(Available records):
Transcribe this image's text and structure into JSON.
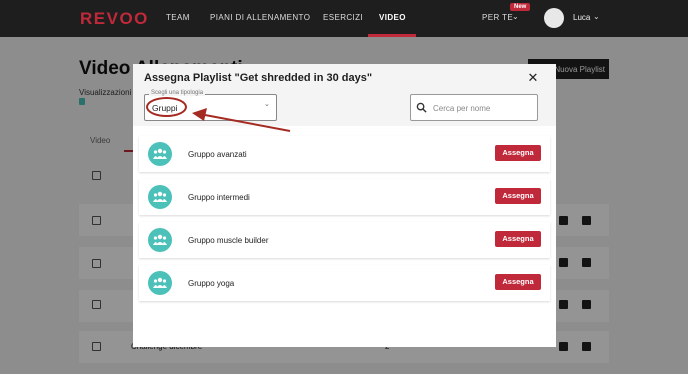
{
  "nav": {
    "logo": "REVOO",
    "items": [
      {
        "label": "TEAM"
      },
      {
        "label": "PIANI DI ALLENAMENTO"
      },
      {
        "label": "ESERCIZI"
      },
      {
        "label": "VIDEO"
      }
    ],
    "for_you": "PER TE",
    "new_badge": "New",
    "user": "Luca"
  },
  "background": {
    "title": "Video Allenamenti",
    "playlist_button": "Nuova Playlist",
    "views_label": "Visualizzazioni",
    "tab": "Video",
    "last_row": "Challenge dicembre",
    "last_row_count": "2"
  },
  "modal": {
    "title": "Assegna Playlist \"Get shredded in 30 days\"",
    "select_label": "Scegli una tipologia",
    "select_value": "Gruppi",
    "search_placeholder": "Cerca per nome",
    "groups": [
      {
        "name": "Gruppo avanzati",
        "button": "Assegna"
      },
      {
        "name": "Gruppo intermedi",
        "button": "Assegna"
      },
      {
        "name": "Gruppo muscle builder",
        "button": "Assegna"
      },
      {
        "name": "Gruppo yoga",
        "button": "Assegna"
      }
    ]
  },
  "colors": {
    "accent": "#c0293a",
    "teal": "#4cc1b9",
    "annotation": "#a52a22"
  }
}
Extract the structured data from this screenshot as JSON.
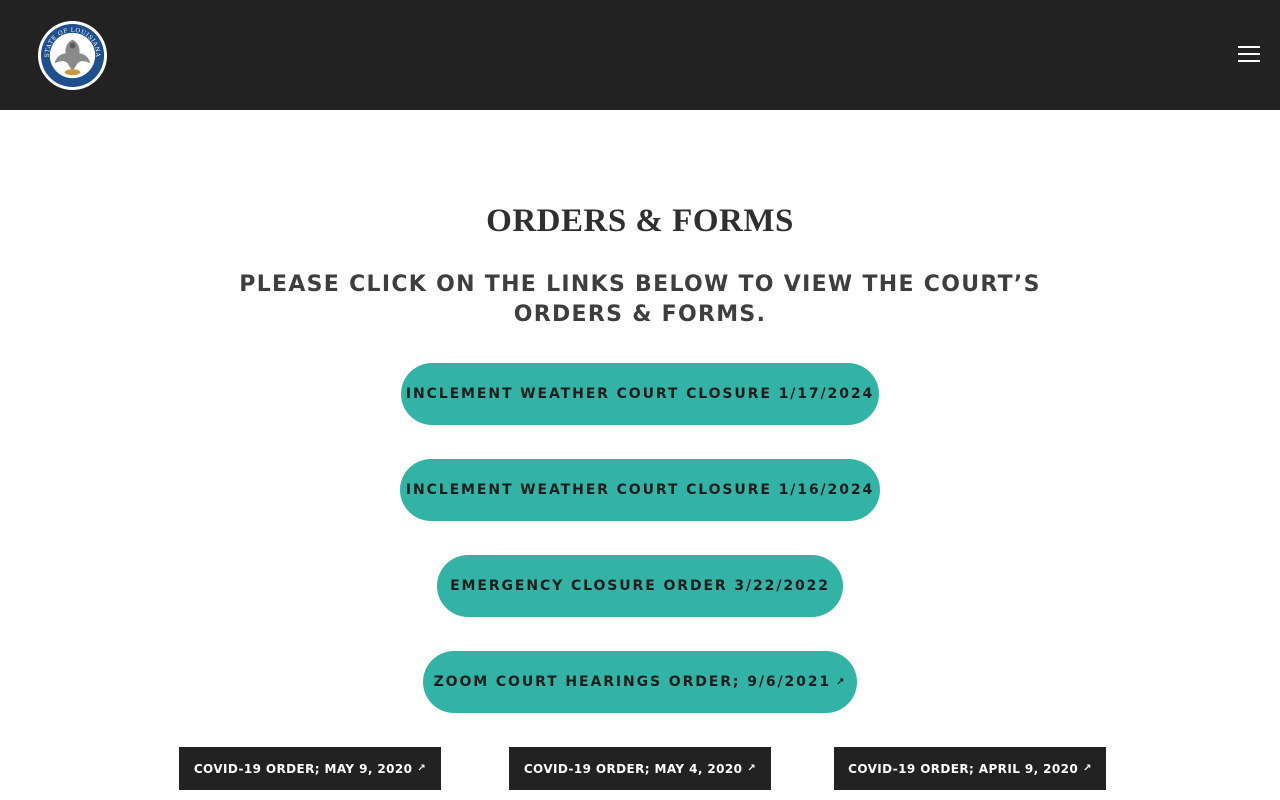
{
  "header": {
    "logo_alt": "State of Louisiana seal",
    "logo_text": "STATE OF LOUISIANA",
    "menu_icon": "hamburger-menu-icon"
  },
  "main": {
    "title": "ORDERS & FORMS",
    "subtitle": "PLEASE CLICK ON THE LINKS BELOW TO VIEW THE COURT’S ORDERS & FORMS.",
    "pill_links": [
      {
        "label": "INCLEMENT WEATHER COURT CLOSURE 1/17/2024",
        "external": false
      },
      {
        "label": "INCLEMENT WEATHER COURT CLOSURE 1/16/2024",
        "external": false
      },
      {
        "label": "EMERGENCY CLOSURE ORDER 3/22/2022",
        "external": false
      },
      {
        "label": "ZOOM COURT HEARINGS ORDER; 9/6/2021",
        "external": true
      }
    ],
    "box_links": [
      {
        "label": "COVID-19 ORDER; MAY 9, 2020",
        "external": true
      },
      {
        "label": "COVID-19 ORDER; MAY 4, 2020",
        "external": true
      },
      {
        "label": "COVID-19 ORDER; APRIL 9, 2020",
        "external": true
      }
    ],
    "external_glyph": "↗"
  },
  "colors": {
    "header_bg": "#222222",
    "pill_bg": "#33b3a6",
    "box_bg": "#222222",
    "text": "#3b3b3b"
  }
}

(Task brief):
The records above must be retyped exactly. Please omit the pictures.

(Task answer):
Transcribe this image's text and structure into JSON.
{
  "nav": {
    "logo": "REVOO",
    "items": [
      {
        "label": "TEAM"
      },
      {
        "label": "PIANI DI ALLENAMENTO"
      },
      {
        "label": "ESERCIZI"
      },
      {
        "label": "VIDEO"
      }
    ],
    "for_you": "PER TE",
    "new_badge": "New",
    "user": "Luca"
  },
  "background": {
    "title": "Video Allenamenti",
    "playlist_button": "Nuova Playlist",
    "views_label": "Visualizzazioni",
    "tab": "Video",
    "last_row": "Challenge dicembre",
    "last_row_count": "2"
  },
  "modal": {
    "title": "Assegna Playlist \"Get shredded in 30 days\"",
    "select_label": "Scegli una tipologia",
    "select_value": "Gruppi",
    "search_placeholder": "Cerca per nome",
    "groups": [
      {
        "name": "Gruppo avanzati",
        "button": "Assegna"
      },
      {
        "name": "Gruppo intermedi",
        "button": "Assegna"
      },
      {
        "name": "Gruppo muscle builder",
        "button": "Assegna"
      },
      {
        "name": "Gruppo yoga",
        "button": "Assegna"
      }
    ]
  },
  "colors": {
    "accent": "#c0293a",
    "teal": "#4cc1b9",
    "annotation": "#a52a22"
  }
}
Extract the structured data from this screenshot as JSON.
{
  "header": {
    "logo_alt": "State of Louisiana seal",
    "logo_text": "STATE OF LOUISIANA",
    "menu_icon": "hamburger-menu-icon"
  },
  "main": {
    "title": "ORDERS & FORMS",
    "subtitle": "PLEASE CLICK ON THE LINKS BELOW TO VIEW THE COURT’S ORDERS & FORMS.",
    "pill_links": [
      {
        "label": "INCLEMENT WEATHER COURT CLOSURE 1/17/2024",
        "external": false
      },
      {
        "label": "INCLEMENT WEATHER COURT CLOSURE 1/16/2024",
        "external": false
      },
      {
        "label": "EMERGENCY CLOSURE ORDER 3/22/2022",
        "external": false
      },
      {
        "label": "ZOOM COURT HEARINGS ORDER; 9/6/2021",
        "external": true
      }
    ],
    "box_links": [
      {
        "label": "COVID-19 ORDER; MAY 9, 2020",
        "external": true
      },
      {
        "label": "COVID-19 ORDER; MAY 4, 2020",
        "external": true
      },
      {
        "label": "COVID-19 ORDER; APRIL 9, 2020",
        "external": true
      }
    ],
    "external_glyph": "↗"
  },
  "colors": {
    "header_bg": "#222222",
    "pill_bg": "#33b3a6",
    "box_bg": "#222222",
    "text": "#3b3b3b"
  }
}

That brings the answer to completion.